5d Native in tin hat surprisingly embracing sailor (10)
INHABITANT – Anagram (surprisingly) of IN TIN HAT wrapped around the letters indicating a particular rating of sailor.
6d Scoundrel ordered to get good repeatedly (3,3)
BAD EGG – An old-fashioned word for ‘ordered’ followed by two lots of Good.
8d Mark in playing field north of old road (6)
RECORD – A three-letter abbreviation for a playing field or park (the Bath Rugby ground, for example) followed by (‘north of’ in a Down clue) Old and an abbreviation for ‘road’.
13d What when drunk is crimson, aha! (10)
MARASCHINO – An all-in-one clue: an anagram (when drunk) of CRIMSON AHA, which gives us a liqueur made from cherries.
16d Small openings? Girl being stuck inside yells (8)
CRANNIES – These usually go with nooks. A girl’s name with a word for ‘yells’ wrapped around it.
18d The female somehow hated being wrapped up (8)
SHEATHED – The pronoun for ‘the female’ followed by an anagram (somehow) of HATED.

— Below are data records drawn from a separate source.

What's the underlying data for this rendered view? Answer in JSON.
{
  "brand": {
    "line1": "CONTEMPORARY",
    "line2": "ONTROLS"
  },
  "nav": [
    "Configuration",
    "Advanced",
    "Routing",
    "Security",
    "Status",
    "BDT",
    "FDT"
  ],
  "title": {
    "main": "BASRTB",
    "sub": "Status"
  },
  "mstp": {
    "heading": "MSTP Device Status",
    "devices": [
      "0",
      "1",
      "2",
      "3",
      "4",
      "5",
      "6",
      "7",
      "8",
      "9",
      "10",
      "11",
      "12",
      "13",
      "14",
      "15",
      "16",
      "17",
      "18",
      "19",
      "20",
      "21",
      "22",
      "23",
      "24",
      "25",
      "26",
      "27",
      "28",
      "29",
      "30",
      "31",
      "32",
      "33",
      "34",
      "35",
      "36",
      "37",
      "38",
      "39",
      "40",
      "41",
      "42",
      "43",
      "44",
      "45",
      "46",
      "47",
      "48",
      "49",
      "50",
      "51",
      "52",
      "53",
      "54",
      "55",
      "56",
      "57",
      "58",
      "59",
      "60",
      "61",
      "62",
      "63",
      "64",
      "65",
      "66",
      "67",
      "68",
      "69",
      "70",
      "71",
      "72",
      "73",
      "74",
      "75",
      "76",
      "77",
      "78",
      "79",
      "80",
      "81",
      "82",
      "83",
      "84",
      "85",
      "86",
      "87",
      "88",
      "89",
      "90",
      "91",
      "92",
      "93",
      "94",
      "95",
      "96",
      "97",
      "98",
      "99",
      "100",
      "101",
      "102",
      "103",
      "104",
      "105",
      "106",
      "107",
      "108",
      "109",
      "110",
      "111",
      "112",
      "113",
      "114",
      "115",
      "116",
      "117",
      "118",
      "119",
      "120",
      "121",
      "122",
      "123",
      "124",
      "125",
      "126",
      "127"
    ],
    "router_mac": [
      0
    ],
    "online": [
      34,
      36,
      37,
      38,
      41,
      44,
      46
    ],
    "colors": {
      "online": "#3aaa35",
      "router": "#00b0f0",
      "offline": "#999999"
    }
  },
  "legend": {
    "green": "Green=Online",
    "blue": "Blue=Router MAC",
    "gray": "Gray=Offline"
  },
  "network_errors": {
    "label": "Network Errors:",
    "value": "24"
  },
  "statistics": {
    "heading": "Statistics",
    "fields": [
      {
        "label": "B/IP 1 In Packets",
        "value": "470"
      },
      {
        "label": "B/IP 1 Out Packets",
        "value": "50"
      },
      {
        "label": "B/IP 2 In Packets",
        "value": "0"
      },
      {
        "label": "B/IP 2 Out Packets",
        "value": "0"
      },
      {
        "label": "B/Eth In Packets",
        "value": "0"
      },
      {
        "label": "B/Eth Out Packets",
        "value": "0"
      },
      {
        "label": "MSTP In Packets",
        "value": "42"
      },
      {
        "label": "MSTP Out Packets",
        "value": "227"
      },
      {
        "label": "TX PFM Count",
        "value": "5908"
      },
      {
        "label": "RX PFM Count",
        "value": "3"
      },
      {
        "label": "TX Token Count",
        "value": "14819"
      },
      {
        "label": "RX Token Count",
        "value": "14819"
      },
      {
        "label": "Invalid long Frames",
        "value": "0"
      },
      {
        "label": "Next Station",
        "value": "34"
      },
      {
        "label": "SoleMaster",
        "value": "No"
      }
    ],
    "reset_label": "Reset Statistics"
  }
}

19d Very happy to be as one of the family but not the head of it (6)
ELATED – Remove the first letter (not the head) from a word meaning ‘of the family’.
21d One from hot dusty place goes to the foreign land where things can grow (6)
ARABLE – A native of parts of the Middle East, followed by the French definite article, giving land which is ploughed for crops rather than grazed by animals.
22d Box of paintings maybe in study (6)
CARTON – ‘To study’ or read over, wrapped around what paintings are an example of.
24d Frenzy brought by smell of dampness (4)
MUST – Another double definition, the first being the frenzy associated with a bull elephant looking for a mate.
The Quick Crossword pun AARGH + CAIN = ARCANE